According to the latest Android usage numbers on Google's developer console, Gingerbread, the version of the Android operating system released in December 2010, still remains on 20% of all Android devices that touch Google’s servers. The likely killer of Gingerbread—KitKat 4.4—is on only 1.8% of Android devices three months after its release.
Gingerbread just isn’t going away. We thought that it had entered its death throes 11 months ago when Gingerbread dipped below a 50% share of all Android devices for the first time in years.
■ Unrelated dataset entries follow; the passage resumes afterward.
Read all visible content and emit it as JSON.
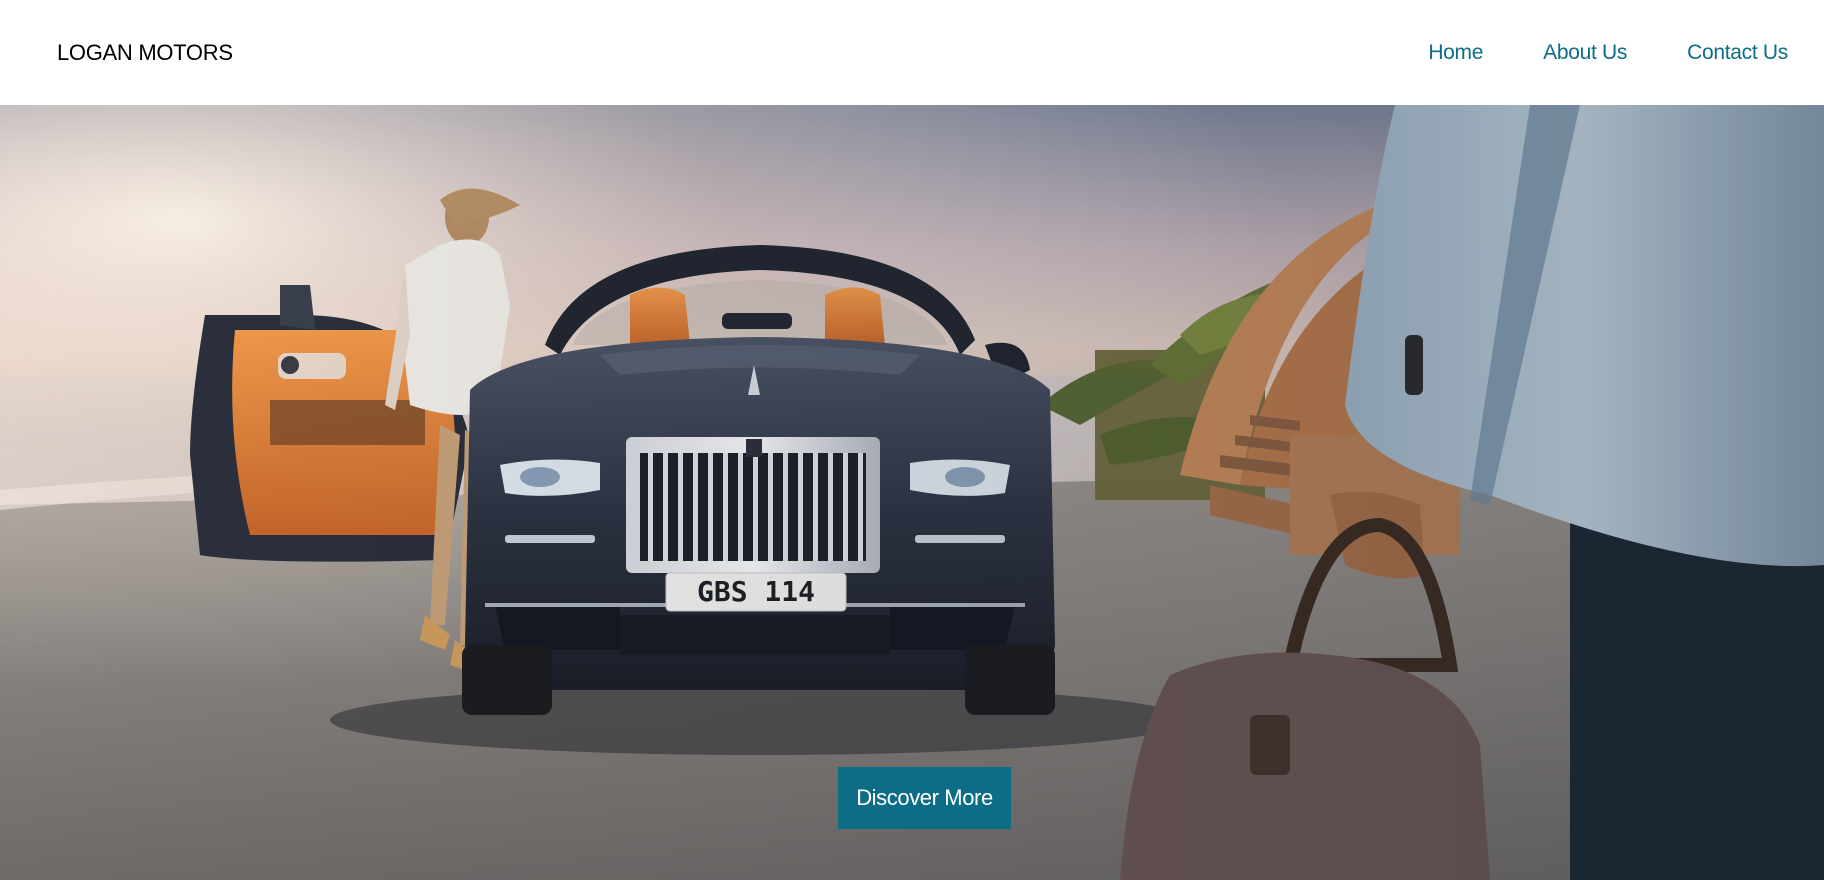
{
  "header": {
    "brand": "LOGAN MOTORS",
    "nav": [
      {
        "label": "Home"
      },
      {
        "label": "About Us"
      },
      {
        "label": "Contact Us"
      }
    ]
  },
  "hero": {
    "plate_text": "GBS 114",
    "cta_label": "Discover More"
  },
  "colors": {
    "accent": "#0d6d87",
    "nav_link": "#0b6d87",
    "header_bg": "#ffffff"
  }
}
Since that time, Gingerbread has dropped from 44% of all devices to its current 20%. Regardless of what Google desires, Gingerbread still remains, and the version's decline is not as rapid as Android developers might have hoped.
Gingerbread takes up two API levels in the history of Android (Levels 9 and 10). Since Level 10 (Android 2.3.3) was released in February 2011, there have been nine more flavors of Android released, with the most current being Level 19 (KitKat 4.4). The only Android level with a higher amount of active devices is Level 16 Jelly Bean (Android 4.1) at 35.5%. Jelly Bean was announced at the Google I/O developer conference in June 2012.
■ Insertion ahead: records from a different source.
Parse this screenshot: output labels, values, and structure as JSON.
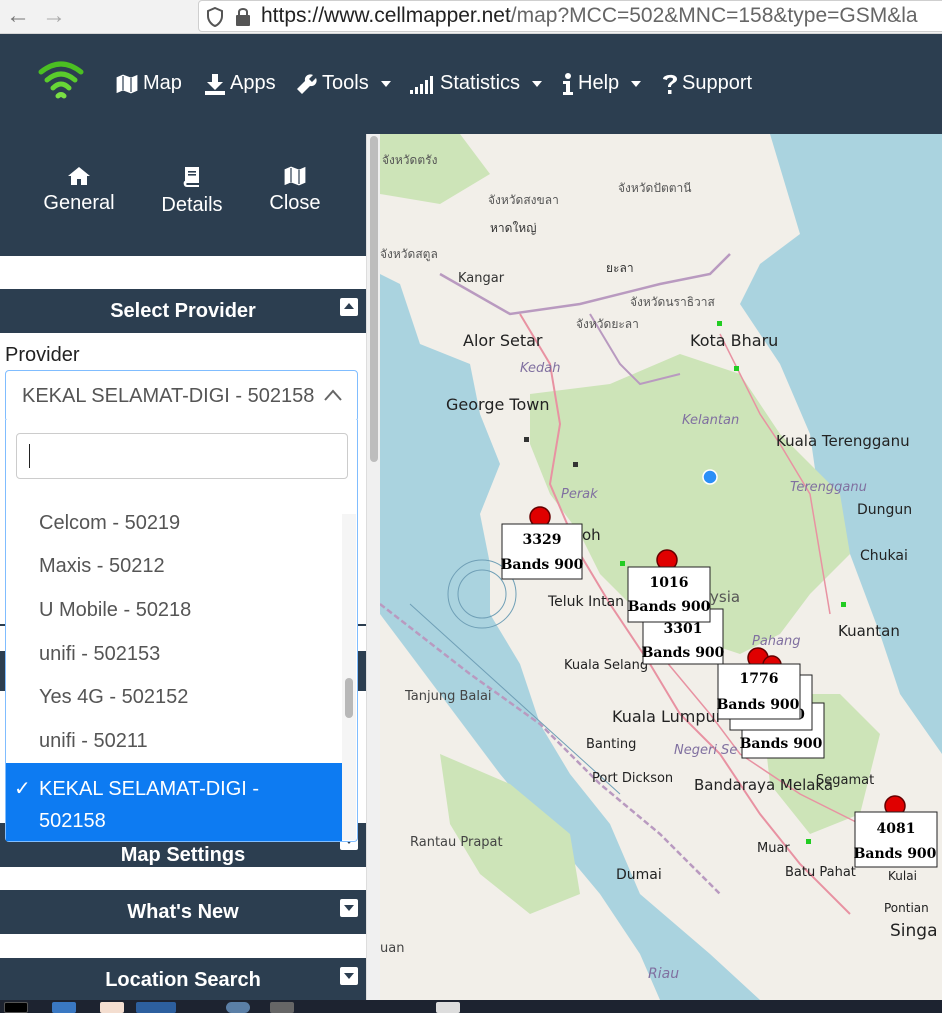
{
  "browser": {
    "url": "https://www.cellmapper.net/map?MCC=502&MNC=158&type=GSM&la",
    "url_host": "https://www.cellmapper.net",
    "url_path": "/map?MCC=502&MNC=158&type=GSM&la"
  },
  "nav": {
    "items": [
      {
        "label": "Map",
        "icon": "map-icon"
      },
      {
        "label": "Apps",
        "icon": "download-icon"
      },
      {
        "label": "Tools",
        "icon": "wrench-icon",
        "dropdown": true
      },
      {
        "label": "Statistics",
        "icon": "signal-bars-icon",
        "dropdown": true
      },
      {
        "label": "Help",
        "icon": "info-icon",
        "dropdown": true
      },
      {
        "label": "Support",
        "icon": "question-icon"
      }
    ]
  },
  "sidebar": {
    "tabs": [
      {
        "label": "General",
        "icon": "home-icon"
      },
      {
        "label": "Details",
        "icon": "book-icon"
      },
      {
        "label": "Close",
        "icon": "map-icon"
      }
    ],
    "panels": {
      "select_provider": "Select Provider",
      "map_settings": "Map Settings",
      "whats_new": "What's New",
      "location_search": "Location Search"
    },
    "provider_label": "Provider",
    "provider_selected": "KEKAL SELAMAT-DIGI - 502158",
    "search_value": "",
    "options": [
      "Celcom - 50219",
      "Maxis - 50212",
      "U Mobile - 50218",
      "unifi - 502153",
      "Yes 4G - 502152",
      "unifi - 50211"
    ],
    "selected_option_line1": "KEKAL SELAMAT-DIGI -",
    "selected_option_line2": "502158",
    "check_mark": "✓"
  },
  "map": {
    "places": {
      "p_changwat_trang": "จังหวัดตรัง",
      "p_pattani": "จังหวัดปัตตานี",
      "p_songkhla": "จังหวัดสงขลา",
      "p_hatyai": "หาดใหญ่",
      "p_satun": "จังหวัดสตูล",
      "p_yala_town": "ยะลา",
      "p_narathiwat": "จังหวัดนราธิวาส",
      "p_yala": "จังหวัดยะลา",
      "kangar": "Kangar",
      "alor_setar": "Alor Setar",
      "kedah": "Kedah",
      "kota_bharu": "Kota Bharu",
      "george_town": "George Town",
      "kelantan": "Kelantan",
      "kuala_terengganu": "Kuala Terengganu",
      "terengganu": "Terengganu",
      "perak": "Perak",
      "dungun": "Dungun",
      "ipoh_fragment": "oh",
      "chukai": "Chukai",
      "malaysia_fragment": "ysia",
      "teluk_intan": "Teluk Intan",
      "kuantan": "Kuantan",
      "pahang": "Pahang",
      "kuala_selangor": "Kuala Selang",
      "tanjung_balai": "Tanjung Balai",
      "kuala_lumpur": "Kuala Lumpur",
      "banting": "Banting",
      "negeri_sembilan": "Negeri Se",
      "port_dickson": "Port Dickson",
      "bandaraya_melaka": "Bandaraya Melaka",
      "segamat": "Segamat",
      "rantau_prapat": "Rantau Prapat",
      "muar": "Muar",
      "batu_pahat": "Batu Pahat",
      "kulai": "Kulai",
      "dumai": "Dumai",
      "pontian": "Pontian",
      "singapore_fragment": "Singa",
      "riau": "Riau",
      "uan": "uan"
    },
    "markers": [
      {
        "id": "3329",
        "bands": "Bands 900"
      },
      {
        "id": "1016",
        "bands": "Bands 900"
      },
      {
        "id": "3301",
        "bands": "Bands 900"
      },
      {
        "id": "1776",
        "bands": "Bands 900"
      },
      {
        "id": "0",
        "bands": "Bands 900"
      },
      {
        "id": "",
        "bands": "Bands 900"
      },
      {
        "id": "4081",
        "bands": "Bands 900"
      }
    ]
  },
  "colors": {
    "navbar": "#2c3e50",
    "selected": "#0d7bf2",
    "water": "#aad3df",
    "land": "#f2efe9",
    "forest": "#cde4b8",
    "marker": "#e00000"
  }
}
That said, the Jelly Bean statistics are a bit deceiving. Instead of issuing newly-named Android versions over the last two years, Google just kept adding to Jelly Bean. Jelly Bean 4.2 (16.3% of active devices) was released in October 2012 and Jelly Bean 4.3 (8.9%) in July 2013. If you add all of the Jelly Beans together, you get a robust 60.3% of all Android devices, which is a little short of Gingerbread's peak in 2012—nearly 65% of all Android devices.
Will Gingerbread Ever Die?
Android Gingerbread persists for two reasons: Mobile manufacturers are still building cheap “new” Android devices that come with Gingerbread preinstalled, and some users with older Android devices aren't capable of upgrading to newer versions until they buy a new phone.
The latter reason will take care of itself in a matter of time. Eventually, old smartphones die, forcing their users to get newer models. The former reason will start to take effect this year.
The biggest change to the latest version of Android—KitKat 4.4—was that Google shrunk the memory profile of Android to fit on devices with as little as 512 MB of RAM. The reason that Gingerbread has persisted thus far was because manufacturers needed to ship cheap Android devices to emerging markets and Gingerbread was the only viable version of the operating system that could run on budget hardware. Google hopes manufacturers will stop shipping Gingerbread for budget devices now that KitKat (which has all of the new features instituted in the Jelly Bean updates) can handle the load of the operating system on inexpensive hardware.
This will take some time. When it comes to getting new versions of Android on manufacturers' phones, the process is still long and arduous and involves multiple parties including Google, the manufacturers’ engineering teams, the cellular carriers and chipset makers like Qualcomm. The three months that KitKat has been available is hardly a dent in this timeline, so the fruits of Google’s KitKat labors likely won’t start showing up in the numbers until the middle of 2014 at the earliest.